Wednesday, July 2, 2008

Fair and Balanced - not

The media, me included, made reference to the fact that we have just seen the worst June since 1930 - and we all know what was going on back then (hint - the post 1929 crash bear market). The media has a job to do and it is not just provide information. It is to sell subscriptions or keep ratings high for advertising dollars and digging through the archives for a "worst June in 78 years" headline will definitely qualify.

Let's get some of these reporters on Jerry Springer, though. Where were the reports that the rally from the mid-April low to the ultimate peak in the S&P 500 in mid-May was just about the same size? How about the rally from the March low to the early April high being even bigger in terms of points than the June decline?

Everyone is lazy and cannot pick market starts and finishes. Calendar readings are so much easier. And we can even automate the process.

It does not matter that we measure from the start of the month to the end of the month but rather that we measure from the start to the end of trends of any size you choose. Calendar dates are artificial cutoffs and the market does not care about them.

Yes, we need structure to pay managers on performance and in that case it is apples to apples. Manager A beat Manager B in June and over time the intra-month peaks and troughs don't matter.

But if you are trying to create a sensationalistic headline with the worst June since the depression, please, please, please be fair and say that the "big decline" was preceded by an equally as big and equally as fast gain!

But when the market goes up everybody is happy and details are not so important, right? Sounds like complacency in a dangerous market.


Anonymous said...

Dollar weakening and commodities selling off on same day???

Michael Kahn said...

What commodities sold off? I didn't look at meats but otherwise grains, metals, copper (OMG), softs, energy all up! Wait, cotton was down.

Regardless, weak dollar - strong commodities is not a lock for any given day, week or month. These two asset classes can move together for long periods of time depending on inflation/deflation and what's going on in other currencies.
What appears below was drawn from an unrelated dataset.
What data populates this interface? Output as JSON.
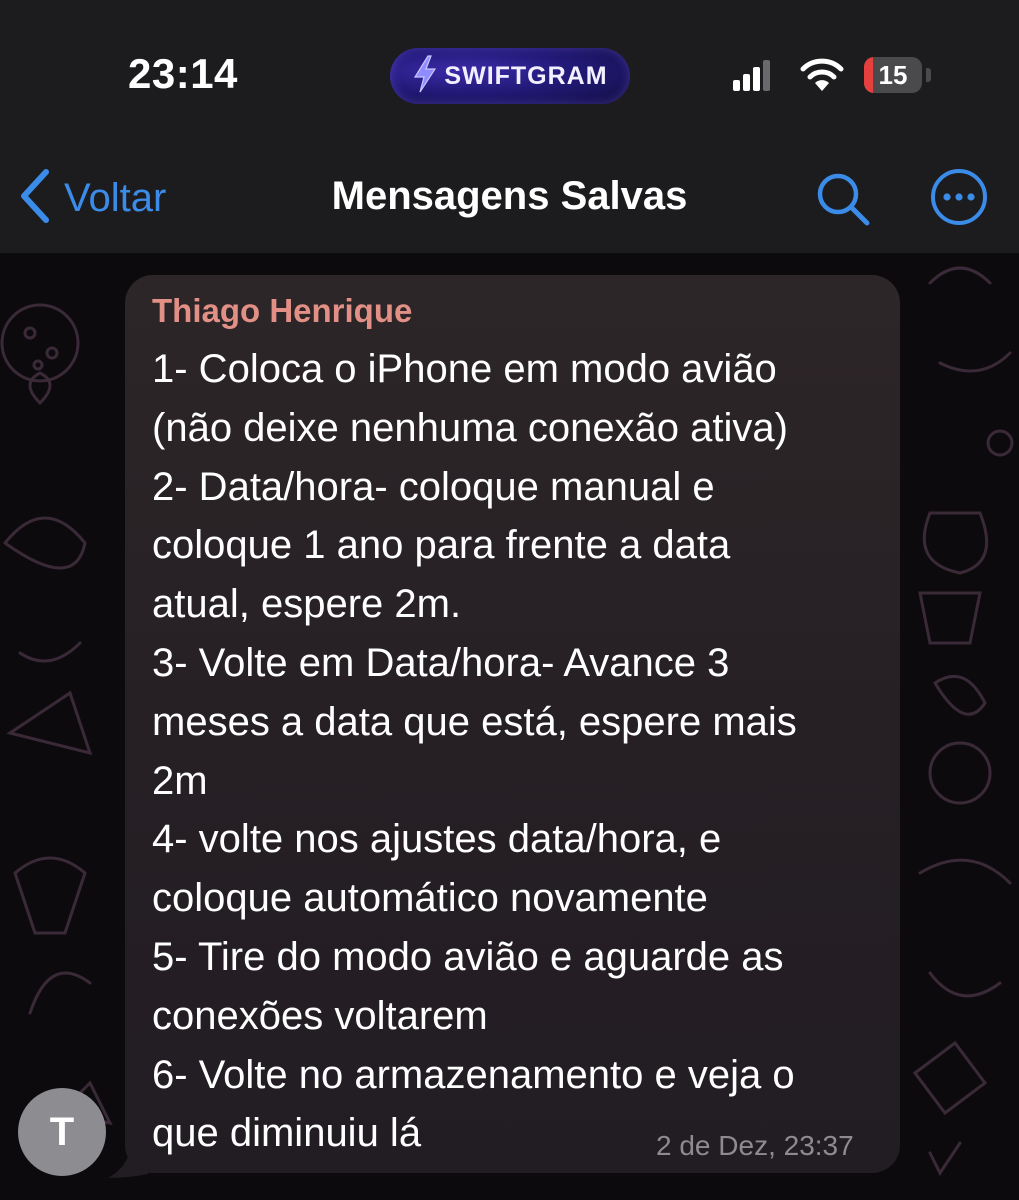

Michael Kahn said...

And what did that have to do with fair reporting of the market? :-)

Anonymous said...

A little testy? Copper, steel, coal, the XME, RTP, etc. Not worth corresponding? Sorry to bother you.

Anonymous said...

I think one of the "must" in TA, in order to be truely effective as a trading tool is clear detachment from anticipation from news or events.
Like today, common sense would have said ECB raise rate>>>EURO gets strong>>>US$ gets weak.
But in reality, EURO got dumped.
That shows.....
Event & the general perception or common sense do not work always.
I believe after a brief spike, US$ will see lower low in a spectacular fashion.


maynardb said...

Place part of the blame on 24/7 TV coverage of the Business News.

It is not reporting when it becomes "I think" and "Maybe" and 90% entertainment.

Somewhere in TA it must say "What is, is"

If that is all it is, TV could do 5 minutes on the hour. Never happen.

Michael Kahn said...

The selloff in commodity related stocks (not commodities themselves) signals the transition from one sector to the next as the market peaks.

This John Murphy observation just scratches the surface as it occurs as the market is peaking! Let's give it some slack and say that the market has just peaked.

What does that tell us? Plenty more downside ahead. We're discussing where to hide and where to flee in the newsletter this coming week.

Michael Kahn said...


There is a problem wit TA in a vacuum. While I agree with you that all the information really should come right from the market, reaction to news is also very telling from a sentiment point of view.

The dollar "should" have cratered but it didn't. This tells us that perhaps it was already factored in.

As you saw in the newsletter, the dollar hit a critical level and rallied.

Michael Kahn said...


so true, so true.

I posted a while ago, as a media veteran, rating trump content. All you need is to be right enough to keep the eyeballs coming back and when you have to fill 24/7 there is a lot more fluff. Interesting fluff but fluff nonetheless.